Gifts and collectibles for you and all the aviation fans on your gift list!

Came from England to visit your museum in March 2010 and it was worth the journey :-) Thanks to the staff who took time to chat...


Aircraft look factory new! What a wonderful experience! ...

Todd Carter

Golden Age of Flight

Fleet 7 (Fawn Mk I)

This aircraft is strikingly sporty with its speed ring, pointed exhaust tubes and wheel pants. A favorite of flying schools everywhere the Model 7 was built specifically for pilot training, it inspired confidence and was quite easy to get in and out of. It was not docile, but it was sassy, had rugged strength and was eager to fly.
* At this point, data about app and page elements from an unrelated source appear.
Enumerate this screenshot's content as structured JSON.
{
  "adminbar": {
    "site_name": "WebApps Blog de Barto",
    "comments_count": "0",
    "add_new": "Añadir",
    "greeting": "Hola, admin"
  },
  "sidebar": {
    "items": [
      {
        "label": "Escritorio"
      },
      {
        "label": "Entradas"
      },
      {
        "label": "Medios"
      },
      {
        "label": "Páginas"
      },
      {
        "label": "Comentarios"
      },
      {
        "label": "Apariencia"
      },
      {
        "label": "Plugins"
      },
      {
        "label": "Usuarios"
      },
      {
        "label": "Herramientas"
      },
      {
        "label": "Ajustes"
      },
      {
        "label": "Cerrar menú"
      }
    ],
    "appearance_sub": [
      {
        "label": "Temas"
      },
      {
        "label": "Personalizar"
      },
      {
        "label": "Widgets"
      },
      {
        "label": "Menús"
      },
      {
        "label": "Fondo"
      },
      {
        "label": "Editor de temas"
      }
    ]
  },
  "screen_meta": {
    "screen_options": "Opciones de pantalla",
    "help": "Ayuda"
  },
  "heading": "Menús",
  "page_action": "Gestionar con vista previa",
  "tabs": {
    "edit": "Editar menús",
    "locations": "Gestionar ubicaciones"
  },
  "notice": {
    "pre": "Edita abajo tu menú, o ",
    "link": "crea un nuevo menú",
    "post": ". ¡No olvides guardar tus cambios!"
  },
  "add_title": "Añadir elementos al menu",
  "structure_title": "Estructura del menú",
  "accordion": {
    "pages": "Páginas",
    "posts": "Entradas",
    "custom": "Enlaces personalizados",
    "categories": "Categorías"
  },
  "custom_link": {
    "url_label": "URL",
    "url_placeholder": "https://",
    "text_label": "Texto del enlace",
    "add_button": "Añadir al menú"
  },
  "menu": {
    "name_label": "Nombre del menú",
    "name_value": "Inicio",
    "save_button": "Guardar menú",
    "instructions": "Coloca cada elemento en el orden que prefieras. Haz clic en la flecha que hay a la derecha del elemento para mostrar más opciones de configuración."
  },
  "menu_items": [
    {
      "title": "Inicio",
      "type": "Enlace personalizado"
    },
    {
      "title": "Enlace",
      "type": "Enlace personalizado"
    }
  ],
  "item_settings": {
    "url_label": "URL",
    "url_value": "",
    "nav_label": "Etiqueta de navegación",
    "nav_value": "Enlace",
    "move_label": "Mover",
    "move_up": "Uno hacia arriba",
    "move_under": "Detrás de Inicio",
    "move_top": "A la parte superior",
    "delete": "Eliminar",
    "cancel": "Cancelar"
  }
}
It could not only convince a student pilot that he could fly, but be a "hot-rod" pilot.

The aircraft could take abuse, had good visibility, longevity and was profitable for the schools. It was only limited by the pilot's capabilities and those who used it for Aerobatics, reveled in its exceptional maneuverability and the feeling of security.

Built by Fleet, a subsidiary of Consolidated, this aircraft used a steel tube fuselage with wood and fabric construction. Steel panels were used forward of the cockpit and stamped aluminum alloy was used for the ribs in the wings. It was available in a seaplane, utility and sportsman version. The model 7 (ATC #374) shown here was the basis for US Army Air Corps XPT-6 trainer.

Acquired by Yanks in 2012, this plane was once owned by collector Baron Von Willer and named "Little Rosey" after his beloved daughter; Baron and his wife are recognized as the founders of the Internet site "Barnstormers".

MFG: Fleet

Built In: Buffalo, NY

First Produced: 1930

Powerplant: Kinner B-5

Horsepower: 125 hp

Prop: Wood

Service Ceiling: 14,000 ft.

Cruise: 95 mph

Top Speed: 115 mph

Range: 300 miles

Empty Weight: 1146 lbs

Gross Weight: 1740 lbs

Wingspan Upper: 28’

Wingspan Lower: 28’

Wing Area: 195 sq. ft.

Length: 21’6”

Height: 8’

Armament: None

Number Built: 71 (models 2-7)